Today is the one-week mark since we brought Sooty to our house. The first few days were worrisome because he was so incredibly emaciated and yet was not particularly interested in food. We have super fancy and healthy food on hand for our cats, but he was unimpressed in the extreme. I went and bought a different kind of canned food and he grudgingly ate a little of it, but wasted most of each can.
I contacted the shelter where he'd been kept and they said he liked the super cheap canned food. Alrighty then. I did get him some semi-premium dry food to keep in his bowl between canned food feedings, but I bowed to his junk food preferences and bought several 50-cent cans of grocery store food yesterday. Since his digestive system was clearly sluggish (aren't you proud of me for sparing you the details?), I also picked up some pumpkin-and-squash baby food to supplement his diet with a little fiber. Mixing the cheap canned food and the vegetable baby food together turned out to be just the ticket. He's eating with much more enthusiasm now.
My husband and I have been taking turns spending time with him so he isn't left alone quite so much. We both observed that he appears to have some discomfort when eating. That and the fact that his breath would knock a maggot off a gut wagon tells me that he probably needs some dental care. I looked in his mouth and saw that he is missing a considerable number of teeth, so the chances that he has rotten or infected teeth in there somewhere seem pretty high to me.

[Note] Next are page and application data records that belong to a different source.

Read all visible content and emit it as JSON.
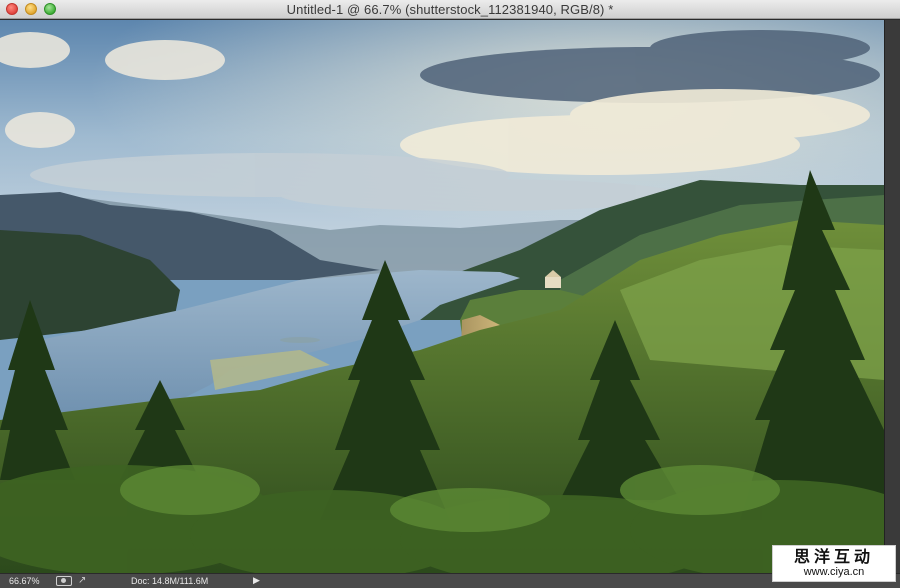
{
  "window": {
    "title": "Untitled-1 @ 66.7% (shutterstock_112381940, RGB/8) *",
    "controls": [
      "close",
      "minimize",
      "zoom"
    ]
  },
  "canvas": {
    "content": "landscape-photo"
  },
  "statusbar": {
    "zoom": "66.67%",
    "doc_info": "Doc: 14.8M/111.6M",
    "arrow": "▶"
  },
  "watermark": {
    "line1": "思洋互动",
    "line2": "www.ciya.cn"
  }
}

Fortunately, my veterinarian's office is reasonably priced when it comes to dental work, so I'm taking him in on Saturday, piggybacking with Toby's annual check-up, to have them take a look. I used the term "foster cat" a lot when I made the appointment in the hope that they may take pity on me and give me a discount. I'm happy to do whatever it takes to restore Sooty to good health, but I'd just as soon keep the expenses down considering that he's ultimately going to become someone else's cat.
Sooty has definitely filled out a bit since he arrived. For the first day or two, his spine felt like a row of empty spools of thread. Now he's much less noticeably bony, although he's still very, very lean. It's actually unhealthy to "fatten up" a starved cat too quickly, so we're pleased with the pace of his progress.
Once we get him to a point where a stiff breeze wouldn't knock him over, we'll see about introducing him to the other cats in our household. I know he's dreadfully lonely in the laundry room by himself, but it's hard to divide our time enough to really give him a good amount of attention. When I go down to visit him, the dog barks for me the whole time. When I come back up to hang out with Toby and our cats, I hear Sooty's meows echoing up through the floor registers.
This is why we're in no danger of ending up in true Crazy Cat People territory. As much as it's important to give animals a chance to live, it's just as important to provide happy lives for them. We're stretched a bit thin even with our own pets and can just barely accommodate one more, even temporarily.
I'm hoping we can get Sooty transformed into the healthiest version of himself and adopted into a family that will enjoy his happy, friendly personality through the rest of his days. Then everyone wins.